A dear friend has severe arthritis of her knee - but that's not what today's column is about. Desperate to avoid knee replacement surgery, and tired of relying on pain medications, she has been looking for alternatives. Her acupuncturist led her to an ancient treatment that has seen a recent resurgence. Let's address the subject of leeches and their use in medicine. The field is known as biotherapy: the use of living animals to aid in diagnosis or treatment. Maggots are another example, but I'm sure that you'll agree that leeches are enough for now. To be honest, I should admit upfront that my original goal was to research this subject thoroughly, and then be able to legitimately and scientifically make fun of my friend for allowing leeches to latch onto her body and suck her blood. After educating myself, do I still feel that way? Well, it's complicated. Here in the United States leeches are making a comeback. In 2004 the FDA gave their official stamp of approval for leeches to be used as a medical device. The leech is a blood-sucking animal that is related to the earthworm and lives in fresh water. It has a rear suction cup that helps it to move and cling, and a front suction cup with three sharp jaws that make a Y-shaped bite. Once latched onto a host, it can feed on blood from 20 minutes to six hours, multiplying its body weight several times. So far, it sounds like a simple parasitic relationship: the leech is the only one benefiting. What's in it for us? Leech saliva is made up of more than 30 different proteins, and they are effective for numbing pain, reducing swelling, and keeping blood flowing. (Note how these attributes also enable the leech to keep feeding.) In fact, it was the discovery of one of its anticoagulant proteins that led to a useful alternative medication for those patients who cannot use the common blood thinner, heparin.
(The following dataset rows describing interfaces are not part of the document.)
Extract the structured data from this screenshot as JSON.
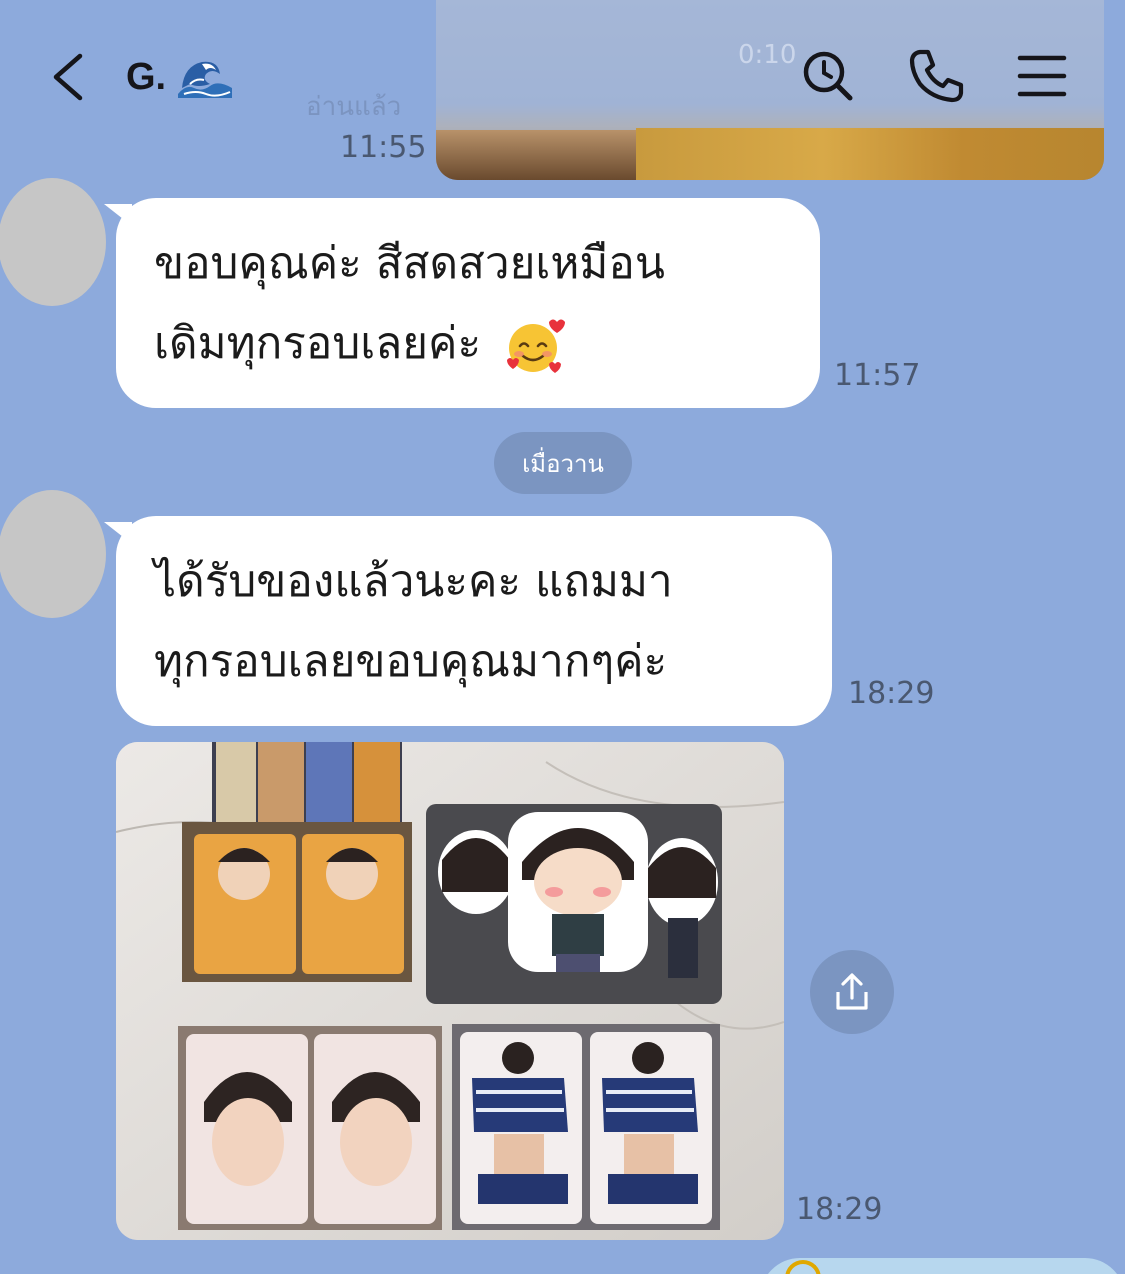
{
  "header": {
    "title": "G.",
    "title_emoji": "wave-icon",
    "icons": [
      "back-icon",
      "search-history-icon",
      "phone-icon",
      "menu-icon"
    ]
  },
  "ghost": {
    "read_label": "อ่านแล้ว",
    "video_time": "0:10"
  },
  "messages": [
    {
      "type": "image",
      "side": "right",
      "time": "11:55"
    },
    {
      "type": "text",
      "side": "left",
      "lines": [
        "ขอบคุณค่ะ สีสดสวยเหมือน",
        "เดิมทุกรอบเลยค่ะ"
      ],
      "emoji": "smiling-face-with-hearts-icon",
      "time": "11:57"
    },
    {
      "type": "date",
      "label": "เมื่อวาน"
    },
    {
      "type": "text",
      "side": "left",
      "lines": [
        "ได้รับของแล้วนะคะ แถมมา",
        "ทุกรอบเลยขอบคุณมากๆค่ะ"
      ],
      "time": "18:29"
    },
    {
      "type": "image",
      "side": "left",
      "time": "18:29"
    }
  ],
  "colors": {
    "background": "#8daadc",
    "bubble": "#ffffff",
    "chip": "#7b95c1",
    "avatar": "#c6c6c6"
  }
}
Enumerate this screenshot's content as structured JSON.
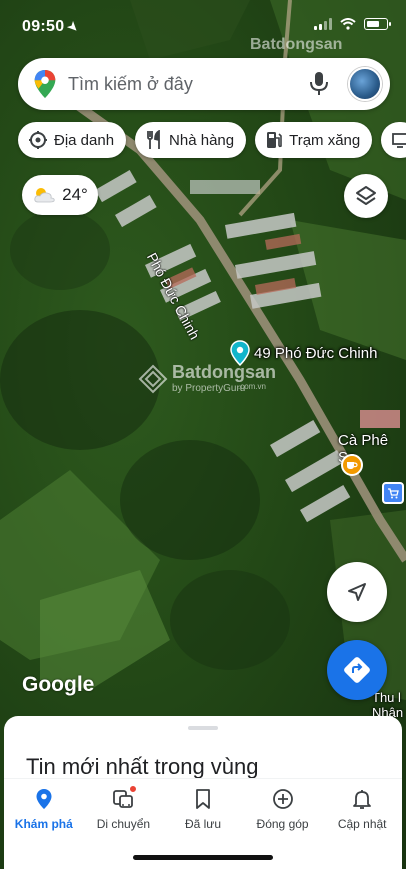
{
  "status_bar": {
    "time": "09:50"
  },
  "search": {
    "placeholder": "Tìm kiếm ở đây"
  },
  "chips": [
    {
      "label": "Địa danh",
      "icon": "landmark-icon"
    },
    {
      "label": "Nhà hàng",
      "icon": "restaurant-icon"
    },
    {
      "label": "Trạm xăng",
      "icon": "gas-station-icon"
    }
  ],
  "weather": {
    "temperature": "24°",
    "icon": "partly-cloudy-icon"
  },
  "map": {
    "street_label": "Phó Đức Chinh",
    "place_label": "49 Phó Đức Chinh",
    "cafe_label": "Cà Phê Sạ",
    "poi_label_line1": "Thu l",
    "poi_label_line2": "Nhân l",
    "watermark_brand": "Batdongsan",
    "watermark_sub": "by PropertyGuru",
    "watermark_domain": ".com.vn",
    "attribution": "Google"
  },
  "bottom_sheet": {
    "title": "Tin mới nhất trong vùng"
  },
  "nav": [
    {
      "label": "Khám phá",
      "icon": "explore-pin-icon",
      "active": true
    },
    {
      "label": "Di chuyển",
      "icon": "commute-icon",
      "active": false
    },
    {
      "label": "Đã lưu",
      "icon": "bookmark-icon",
      "active": false
    },
    {
      "label": "Đóng góp",
      "icon": "add-circle-icon",
      "active": false
    },
    {
      "label": "Cập nhật",
      "icon": "bell-icon",
      "active": false
    }
  ],
  "colors": {
    "accent": "#1a73e8",
    "pin": "#12b5cb",
    "cafe": "#f29900",
    "badge": "#ea4335"
  }
}
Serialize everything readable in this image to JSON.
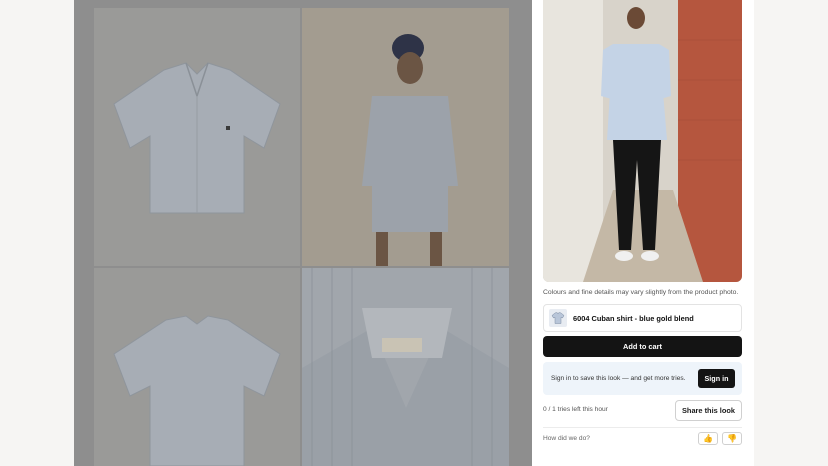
{
  "gallery": {
    "tiles": [
      "shirt-front",
      "model-front",
      "shirt-back",
      "collar-closeup"
    ]
  },
  "panel": {
    "tryon_photo": "model-wearing-shirt",
    "disclaimer": "Colours and fine details may vary slightly from the product photo.",
    "product": {
      "name": "6004 Cuban shirt - blue gold blend",
      "thumb_icon": "shirt-icon"
    },
    "add_to_cart_label": "Add to cart",
    "signin_prompt": "Sign in to save this look — and get more tries.",
    "signin_label": "Sign in",
    "tries_left": "0 / 1 tries left this hour",
    "share_label": "Share this look",
    "feedback_prompt": "How did we do?",
    "thumbs_up_icon": "thumbs-up-icon",
    "thumbs_down_icon": "thumbs-down-icon"
  },
  "colors": {
    "overlay": "#8e8e8e",
    "primary_button": "#141414",
    "signin_box": "#eef4fa"
  }
}
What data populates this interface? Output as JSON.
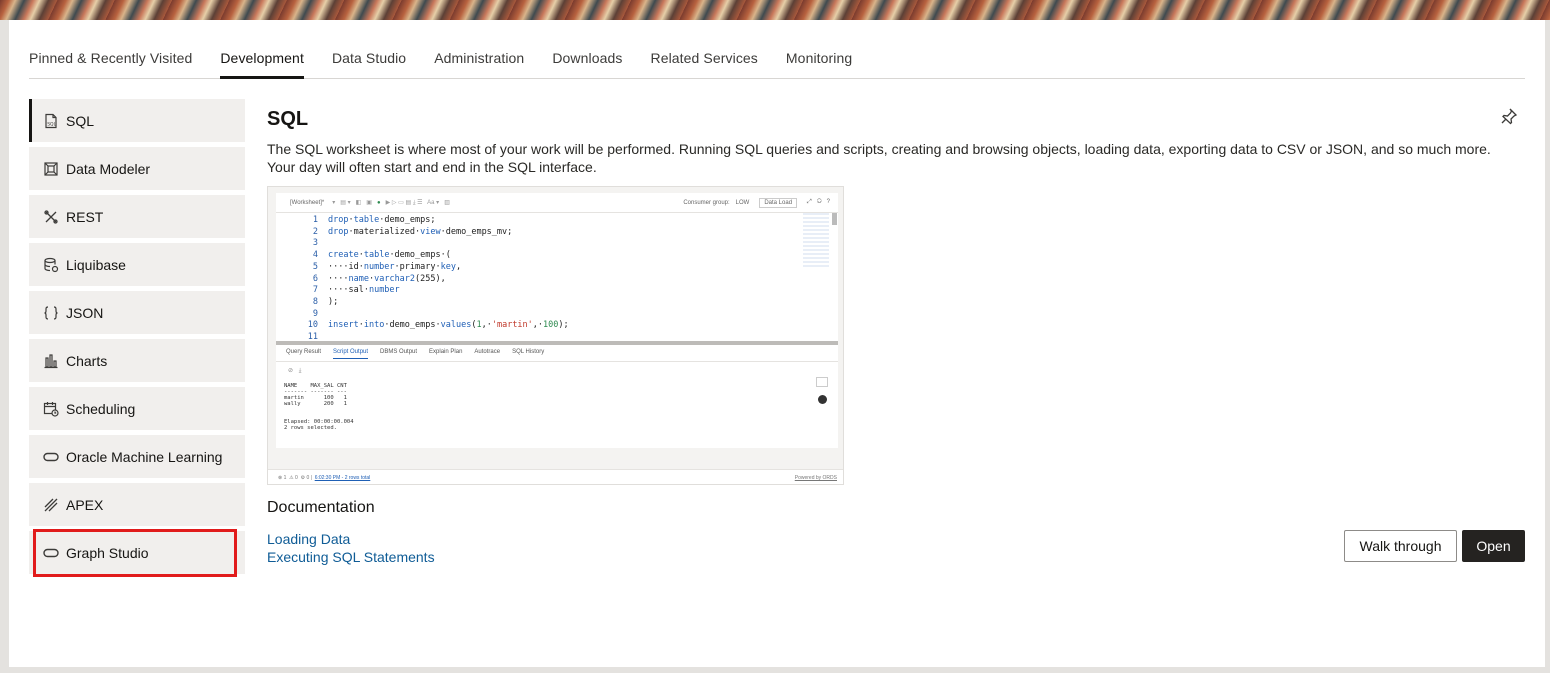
{
  "tabs": [
    {
      "label": "Pinned & Recently Visited",
      "active": false
    },
    {
      "label": "Development",
      "active": true
    },
    {
      "label": "Data Studio",
      "active": false
    },
    {
      "label": "Administration",
      "active": false
    },
    {
      "label": "Downloads",
      "active": false
    },
    {
      "label": "Related Services",
      "active": false
    },
    {
      "label": "Monitoring",
      "active": false
    }
  ],
  "sidebar": {
    "items": [
      {
        "label": "SQL",
        "icon": "sql-file-icon",
        "active": true
      },
      {
        "label": "Data Modeler",
        "icon": "data-modeler-icon",
        "active": false
      },
      {
        "label": "REST",
        "icon": "rest-tools-icon",
        "active": false
      },
      {
        "label": "Liquibase",
        "icon": "liquibase-icon",
        "active": false
      },
      {
        "label": "JSON",
        "icon": "json-braces-icon",
        "active": false
      },
      {
        "label": "Charts",
        "icon": "bar-chart-icon",
        "active": false
      },
      {
        "label": "Scheduling",
        "icon": "calendar-clock-icon",
        "active": false
      },
      {
        "label": "Oracle Machine Learning",
        "icon": "pill-icon",
        "active": false
      },
      {
        "label": "APEX",
        "icon": "apex-icon",
        "active": false
      },
      {
        "label": "Graph Studio",
        "icon": "pill-icon",
        "active": false,
        "highlighted": true
      }
    ],
    "highlight_color": "#e11b1b"
  },
  "main": {
    "title": "SQL",
    "description": "The SQL worksheet is where most of your work will be performed. Running SQL queries and scripts, creating and browsing objects, loading data, exporting data to CSV or JSON, and so much more. Your day will often start and end in the SQL interface.",
    "pin_icon": "pin-icon",
    "preview": {
      "toolbar_left": "[Worksheet]*",
      "consumer_group_label": "Consumer group:",
      "consumer_group_value": "LOW",
      "data_load": "Data Load",
      "code": [
        {
          "n": "1",
          "text": "drop table demo_emps;"
        },
        {
          "n": "2",
          "text": "drop materialized view demo_emps_mv;"
        },
        {
          "n": "3",
          "text": ""
        },
        {
          "n": "4",
          "text": "create table demo_emps ("
        },
        {
          "n": "5",
          "text": "   id number primary key,"
        },
        {
          "n": "6",
          "text": "   name varchar2(255),"
        },
        {
          "n": "7",
          "text": "   sal number"
        },
        {
          "n": "8",
          "text": ");"
        },
        {
          "n": "9",
          "text": ""
        },
        {
          "n": "10",
          "text": "insert into demo_emps values(1, 'martin', 100);"
        },
        {
          "n": "11",
          "text": ""
        }
      ],
      "output_tabs": [
        "Query Result",
        "Script Output",
        "DBMS Output",
        "Explain Plan",
        "Autotrace",
        "SQL History"
      ],
      "output_selected": "Script Output",
      "output_text": "NAME    MAX_SAL CNT\n------- ------- ---\nmartin      100   1\nwally       200   1\n\n\nElapsed: 00:00:00.004\n2 rows selected.",
      "status_text": "6:02:30 PM - 2 rows total",
      "powered_by": "Powered by ORDS"
    },
    "documentation": {
      "heading": "Documentation",
      "links": [
        "Loading Data",
        "Executing SQL Statements"
      ]
    },
    "buttons": {
      "walk_through": "Walk through",
      "open": "Open"
    }
  }
}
Leeches have been used through the ages to treat everything from headaches to ear infections to hemorrhoids. Egyptians used leech therapy 3,500 years ago. The Greek philosopher Hippocrates wrote in the 5th Century BCE of using leeches to restore health by rebalancing the body's four basic humors. Other popular eras for leeches include the middle ages and the 19th Century. The use of leeches in modern medicine started 30 years ago, with the advent of reconstructive microsurgery. Maintaining blood flow is a major issue during these surgeries; if congestion isn't cleared up quickly, the blood will clot, arteries will become plugged, and tissues will die. The leech became valuable when doctors were faced with the difficulties of reattaching minute veins. In 1985, a Harvard surgeon was having great difficulty reattaching the ear of a five-year-old child; the tiny veins kept clotting. He used leeches and the ear was saved. Today, trauma doctors at Johns Hopkins, the University of Maryland and other hospitals routinely use leeches as a temporary measure to keep blood flowing as new vessels grow in damaged tissue. Treatment with leeches can keep blood moving in and out of a new skin flap. They can get blood flowing to reattached fingers. Because leech saliva works as a natural anesthetic, some doctors are looking to use them to ease pain. For my friend, it's possible that they can lessen the pain and inflammation of her osteoarthritis, where cartilage has been worn down and bones are grinding against each other. Because leeches can pick up parasites, bacteria or viruses from a patient, medicinal leeches are raised in a sterile environment, and are used on only one host for only one treatment. Their first human meal is also their last meal. Depending on the wound size, a doctor might apply anywhere from one to six leeches. Are there downsides to leech use? Their bites are quite painful. Sometimes they slip and reattach themselves in unwanted places. No matter how helpful they may be, there are many of us who would have trouble allowing a blood-sucking worm to bite into us. For the squeamish, scientists have come up with a mechanical device that looks like a small bottle attached to a suction cup, delivers an anti-clotting drug to damaged tissue, and then gently sucks as much blood as needed. Whether or not leeches will play a role in your future, they certainly are one more interesting alternative to conventional medical care. As for my friend, perhaps I owe her an apology...but I suspect that won't stop the teasing! Dr. Alan Frischer is former chief of staff and former chief of medicine at Downey Regional Medical Center. Write to him in care of this newspaper at 8301 E. Florence Ave., Suite 100, Downey, CA 90240.
********** Published: July 25, 2013 - Volume 12 - Issue 15